  3. It had to have some level of glass in it (for light) but not too much (so that we could pretend there's no one home when door salesmen knock!)

A 1930s front door with a twist

1930s front door

Gathering exterior ideas and hallway ideas is normally hard as you need to take into account how the door looks on the outside as well as from the hallway. I was adamant that the style of the door should fit with a classic 30s look which is usually called a "1 over 3". They have 1 pane of glass or wood that sits at the top third of the door, with 3 long mouldings of wood below it. But we ended up with something a little different to this: “3 over 3”.

Initially we were keen to see if we could get a composite door in a 1930s style given they are safe, low maintenance and not prone to the wrath of rain and swelling.

They were above our budget though, so wood was our choice in the end. Which we treated very well to weather proof it prior to hanging it. 

We have a small porch which doesn’t get too much rainfall within it, so we were confident the wooden door would be fairly protected from the elements anyway.

Ordering the front door

We then scoured the internet for the style we wanted. We ended up buying our door from Door Depot online, for just £285 at the time, but unfortunately the company has since closed down.

It's the LPD External Hardwood Engineered Tuscany Tulip door and is sold by Amazon, although you have to be quick because it keeps getting sold out. There’s a similar one on eBay too however it has a more geometric pattern in the glass.

We also ordered Yale locks, an oval escutcheon, a letter box and interior letter cover and key hole all in chrome for a clean finish, as doors usually don't come with door furniture unless you're buying it second hand. Most of the door furniture we just ordered from Screwfix and Amazon for ease and speed.

Preparing the front door before fitting it

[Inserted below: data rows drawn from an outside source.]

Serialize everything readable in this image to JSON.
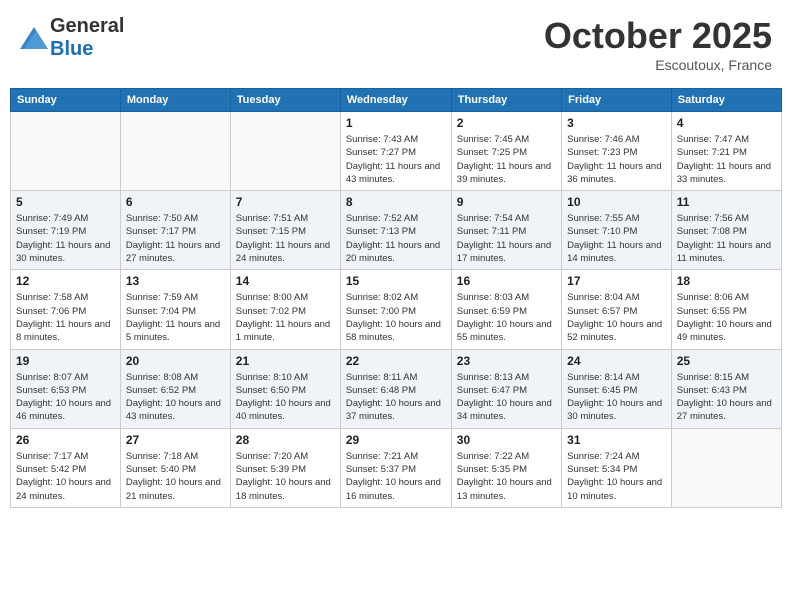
{
  "header": {
    "logo_general": "General",
    "logo_blue": "Blue",
    "month": "October 2025",
    "location": "Escoutoux, France"
  },
  "days_of_week": [
    "Sunday",
    "Monday",
    "Tuesday",
    "Wednesday",
    "Thursday",
    "Friday",
    "Saturday"
  ],
  "weeks": [
    [
      {
        "day": "",
        "info": ""
      },
      {
        "day": "",
        "info": ""
      },
      {
        "day": "",
        "info": ""
      },
      {
        "day": "1",
        "info": "Sunrise: 7:43 AM\nSunset: 7:27 PM\nDaylight: 11 hours and 43 minutes."
      },
      {
        "day": "2",
        "info": "Sunrise: 7:45 AM\nSunset: 7:25 PM\nDaylight: 11 hours and 39 minutes."
      },
      {
        "day": "3",
        "info": "Sunrise: 7:46 AM\nSunset: 7:23 PM\nDaylight: 11 hours and 36 minutes."
      },
      {
        "day": "4",
        "info": "Sunrise: 7:47 AM\nSunset: 7:21 PM\nDaylight: 11 hours and 33 minutes."
      }
    ],
    [
      {
        "day": "5",
        "info": "Sunrise: 7:49 AM\nSunset: 7:19 PM\nDaylight: 11 hours and 30 minutes."
      },
      {
        "day": "6",
        "info": "Sunrise: 7:50 AM\nSunset: 7:17 PM\nDaylight: 11 hours and 27 minutes."
      },
      {
        "day": "7",
        "info": "Sunrise: 7:51 AM\nSunset: 7:15 PM\nDaylight: 11 hours and 24 minutes."
      },
      {
        "day": "8",
        "info": "Sunrise: 7:52 AM\nSunset: 7:13 PM\nDaylight: 11 hours and 20 minutes."
      },
      {
        "day": "9",
        "info": "Sunrise: 7:54 AM\nSunset: 7:11 PM\nDaylight: 11 hours and 17 minutes."
      },
      {
        "day": "10",
        "info": "Sunrise: 7:55 AM\nSunset: 7:10 PM\nDaylight: 11 hours and 14 minutes."
      },
      {
        "day": "11",
        "info": "Sunrise: 7:56 AM\nSunset: 7:08 PM\nDaylight: 11 hours and 11 minutes."
      }
    ],
    [
      {
        "day": "12",
        "info": "Sunrise: 7:58 AM\nSunset: 7:06 PM\nDaylight: 11 hours and 8 minutes."
      },
      {
        "day": "13",
        "info": "Sunrise: 7:59 AM\nSunset: 7:04 PM\nDaylight: 11 hours and 5 minutes."
      },
      {
        "day": "14",
        "info": "Sunrise: 8:00 AM\nSunset: 7:02 PM\nDaylight: 11 hours and 1 minute."
      },
      {
        "day": "15",
        "info": "Sunrise: 8:02 AM\nSunset: 7:00 PM\nDaylight: 10 hours and 58 minutes."
      },
      {
        "day": "16",
        "info": "Sunrise: 8:03 AM\nSunset: 6:59 PM\nDaylight: 10 hours and 55 minutes."
      },
      {
        "day": "17",
        "info": "Sunrise: 8:04 AM\nSunset: 6:57 PM\nDaylight: 10 hours and 52 minutes."
      },
      {
        "day": "18",
        "info": "Sunrise: 8:06 AM\nSunset: 6:55 PM\nDaylight: 10 hours and 49 minutes."
      }
    ],
    [
      {
        "day": "19",
        "info": "Sunrise: 8:07 AM\nSunset: 6:53 PM\nDaylight: 10 hours and 46 minutes."
      },
      {
        "day": "20",
        "info": "Sunrise: 8:08 AM\nSunset: 6:52 PM\nDaylight: 10 hours and 43 minutes."
      },
      {
        "day": "21",
        "info": "Sunrise: 8:10 AM\nSunset: 6:50 PM\nDaylight: 10 hours and 40 minutes."
      },
      {
        "day": "22",
        "info": "Sunrise: 8:11 AM\nSunset: 6:48 PM\nDaylight: 10 hours and 37 minutes."
      },
      {
        "day": "23",
        "info": "Sunrise: 8:13 AM\nSunset: 6:47 PM\nDaylight: 10 hours and 34 minutes."
      },
      {
        "day": "24",
        "info": "Sunrise: 8:14 AM\nSunset: 6:45 PM\nDaylight: 10 hours and 30 minutes."
      },
      {
        "day": "25",
        "info": "Sunrise: 8:15 AM\nSunset: 6:43 PM\nDaylight: 10 hours and 27 minutes."
      }
    ],
    [
      {
        "day": "26",
        "info": "Sunrise: 7:17 AM\nSunset: 5:42 PM\nDaylight: 10 hours and 24 minutes."
      },
      {
        "day": "27",
        "info": "Sunrise: 7:18 AM\nSunset: 5:40 PM\nDaylight: 10 hours and 21 minutes."
      },
      {
        "day": "28",
        "info": "Sunrise: 7:20 AM\nSunset: 5:39 PM\nDaylight: 10 hours and 18 minutes."
      },
      {
        "day": "29",
        "info": "Sunrise: 7:21 AM\nSunset: 5:37 PM\nDaylight: 10 hours and 16 minutes."
      },
      {
        "day": "30",
        "info": "Sunrise: 7:22 AM\nSunset: 5:35 PM\nDaylight: 10 hours and 13 minutes."
      },
      {
        "day": "31",
        "info": "Sunrise: 7:24 AM\nSunset: 5:34 PM\nDaylight: 10 hours and 10 minutes."
      },
      {
        "day": "",
        "info": ""
      }
    ]
  ]
}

Before I called round to get someone to fit the door, frame and furniture, Neil had a mammoth task on his hands, to paint the front and back of the door. And I had the mammoth job of choosing the colour (hey, colour choosing can be hard work too!)

After a trip to B&Q I came home with Valspar's Exterior Wood & Metal paint in Platinum Sage for the front door and frame, but Neil also layered on Valspar's Exterior primer undercoat beneath that. I think all in all it took him about 5 coats of paint for the wood to be sealed in and looking beautiful. 

The paint job was a real credit to Neil. He was meticulous with it, especially as it was a 36 hour job in total. Don't be fooled into thinking painting a door is quick work, it certainly isn't!

The front door was then installed by my best friend's dad who did it meticulously well. It's the sort of job you need someone pro to do as any gaps can cause leaks, draughts and there's every chance door furnishings won't be flush or lock right. He did a great job! These are some progress shots whilst it was being hung.

We decided to change the direction it was hung too, which made a real difference to the vibe when you walk into the house. You can see directly down into the garden now, which we love.  

For the inside of the door we just used some Wimborne White Farrow and Ball Estate Eggshell paint that I'd got for all of the skirting boards throughout the house. I decided to pull my weight and painted the frames for Neil. I have a really steady hand but zero patience – so we make a great team when it comes to painting. I do the small areas, he does the big areas (and most of the work haha).

Our Front Door - Internal - After

Our Front Door - External- After

1930s style front door

We then got our driveway paving done and we think it just makes the door pop!

1930s front door

We absolutely love it! Years on and it’s still keeping us safe and cosy.

Thanks for reading,

Fi and Neil xoxo